Data entries
↓

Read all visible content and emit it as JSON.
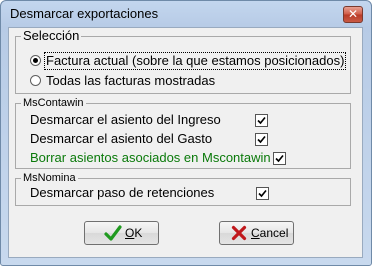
{
  "window": {
    "title": "Desmarcar exportaciones",
    "close_symbol": "✕"
  },
  "seleccion": {
    "legend": "Selección",
    "options": [
      {
        "label": "Factura actual (sobre la que estamos posicionados)",
        "selected": true
      },
      {
        "label": "Todas las facturas mostradas",
        "selected": false
      }
    ]
  },
  "mscontawin": {
    "legend": "MsContawin",
    "items": [
      {
        "label": "Desmarcar el asiento del  Ingreso",
        "checked": true
      },
      {
        "label": "Desmarcar el asiento del Gasto",
        "checked": true
      },
      {
        "label": "Borrar asientos asociados en Mscontawin",
        "checked": true
      }
    ]
  },
  "msnomina": {
    "legend": "MsNomina",
    "items": [
      {
        "label": "Desmarcar paso de retenciones",
        "checked": true
      }
    ]
  },
  "buttons": {
    "ok": {
      "mnemonic": "O",
      "rest": "K",
      "icon": "check-icon"
    },
    "cancel": {
      "mnemonic": "C",
      "rest": "ancel",
      "icon": "x-icon"
    }
  },
  "colors": {
    "green_text": "#0a7a0a",
    "check_green": "#1f9a1f",
    "cancel_red": "#c0181c",
    "close_red": "#c94a36"
  }
}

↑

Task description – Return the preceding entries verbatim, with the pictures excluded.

Answer space –
Read all visible content and emit it as JSON.
{
  "window": {
    "title": "Desmarcar exportaciones",
    "close_symbol": "✕"
  },
  "seleccion": {
    "legend": "Selección",
    "options": [
      {
        "label": "Factura actual (sobre la que estamos posicionados)",
        "selected": true
      },
      {
        "label": "Todas las facturas mostradas",
        "selected": false
      }
    ]
  },
  "mscontawin": {
    "legend": "MsContawin",
    "items": [
      {
        "label": "Desmarcar el asiento del  Ingreso",
        "checked": true
      },
      {
        "label": "Desmarcar el asiento del Gasto",
        "checked": true
      },
      {
        "label": "Borrar asientos asociados en Mscontawin",
        "checked": true
      }
    ]
  },
  "msnomina": {
    "legend": "MsNomina",
    "items": [
      {
        "label": "Desmarcar paso de retenciones",
        "checked": true
      }
    ]
  },
  "buttons": {
    "ok": {
      "mnemonic": "O",
      "rest": "K",
      "icon": "check-icon"
    },
    "cancel": {
      "mnemonic": "C",
      "rest": "ancel",
      "icon": "x-icon"
    }
  },
  "colors": {
    "green_text": "#0a7a0a",
    "check_green": "#1f9a1f",
    "cancel_red": "#c0181c",
    "close_red": "#c94a36"
  }
}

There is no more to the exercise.